- _Data records_:
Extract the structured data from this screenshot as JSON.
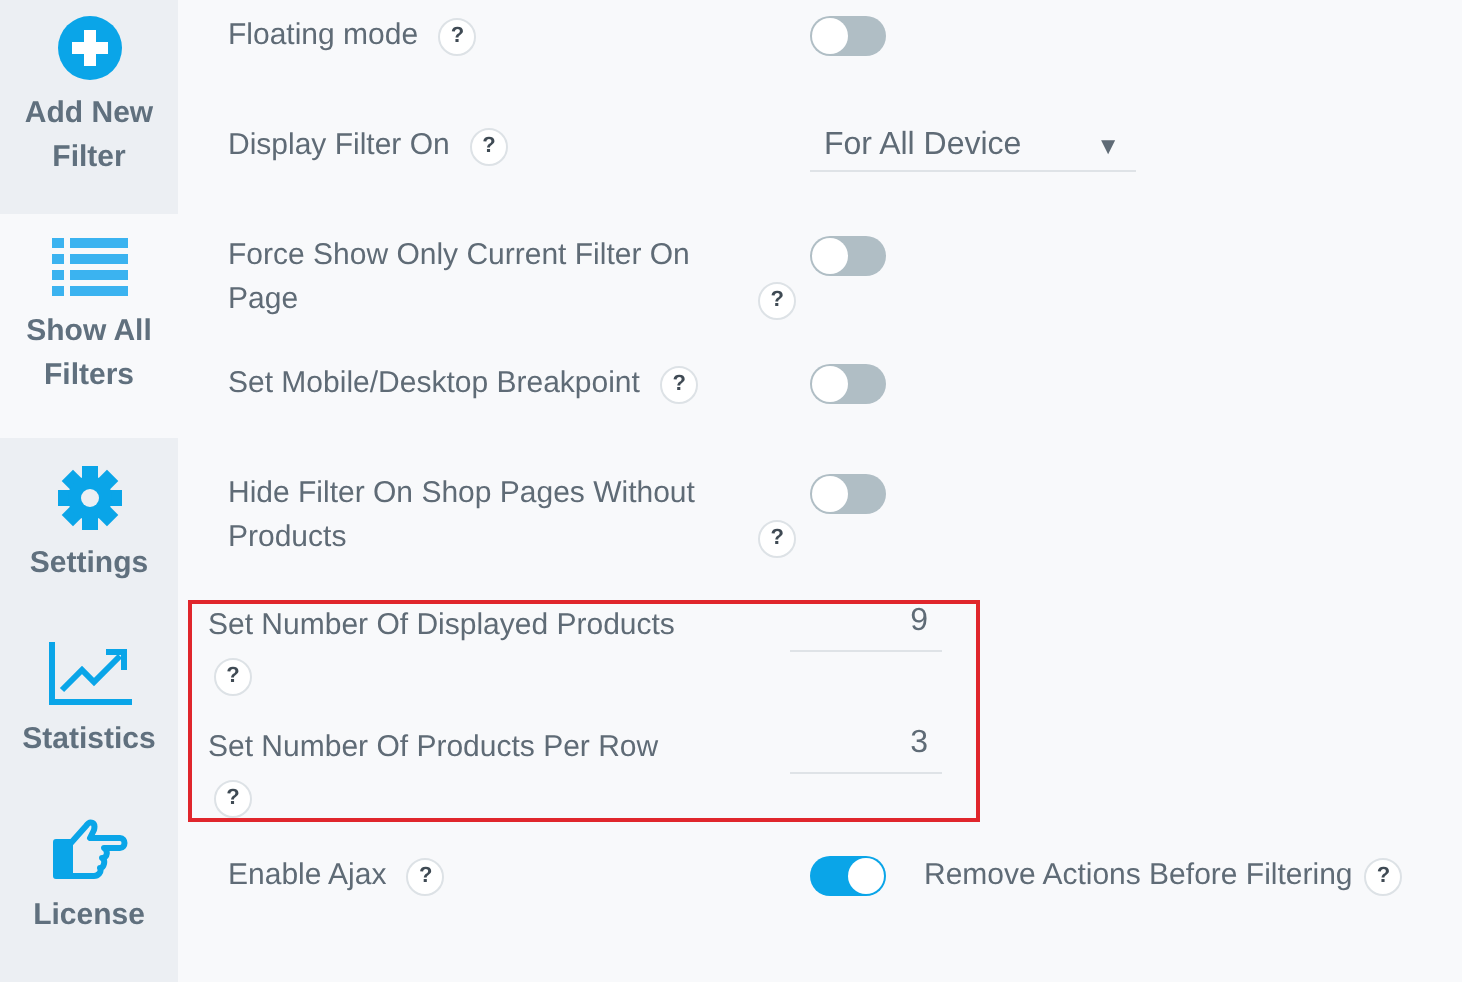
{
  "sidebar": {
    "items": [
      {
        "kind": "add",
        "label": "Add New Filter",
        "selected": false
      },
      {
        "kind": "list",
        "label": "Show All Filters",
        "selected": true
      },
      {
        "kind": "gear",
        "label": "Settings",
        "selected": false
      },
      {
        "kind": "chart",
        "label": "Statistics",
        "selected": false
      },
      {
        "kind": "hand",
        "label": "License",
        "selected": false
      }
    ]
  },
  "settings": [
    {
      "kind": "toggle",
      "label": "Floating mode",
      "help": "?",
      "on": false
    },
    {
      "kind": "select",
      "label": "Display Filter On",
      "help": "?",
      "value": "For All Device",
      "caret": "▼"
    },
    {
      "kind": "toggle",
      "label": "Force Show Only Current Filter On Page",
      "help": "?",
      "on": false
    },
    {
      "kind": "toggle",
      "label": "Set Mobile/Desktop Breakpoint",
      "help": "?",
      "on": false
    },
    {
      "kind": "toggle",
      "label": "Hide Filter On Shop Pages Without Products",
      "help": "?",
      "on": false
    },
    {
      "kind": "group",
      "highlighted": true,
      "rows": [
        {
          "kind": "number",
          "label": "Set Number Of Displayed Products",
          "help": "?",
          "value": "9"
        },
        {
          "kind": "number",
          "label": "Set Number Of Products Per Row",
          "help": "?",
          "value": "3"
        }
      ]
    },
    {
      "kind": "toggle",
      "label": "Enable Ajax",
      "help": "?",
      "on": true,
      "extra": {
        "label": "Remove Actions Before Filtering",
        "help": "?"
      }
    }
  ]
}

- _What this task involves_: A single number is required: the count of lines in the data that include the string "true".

- _Your solution_: 3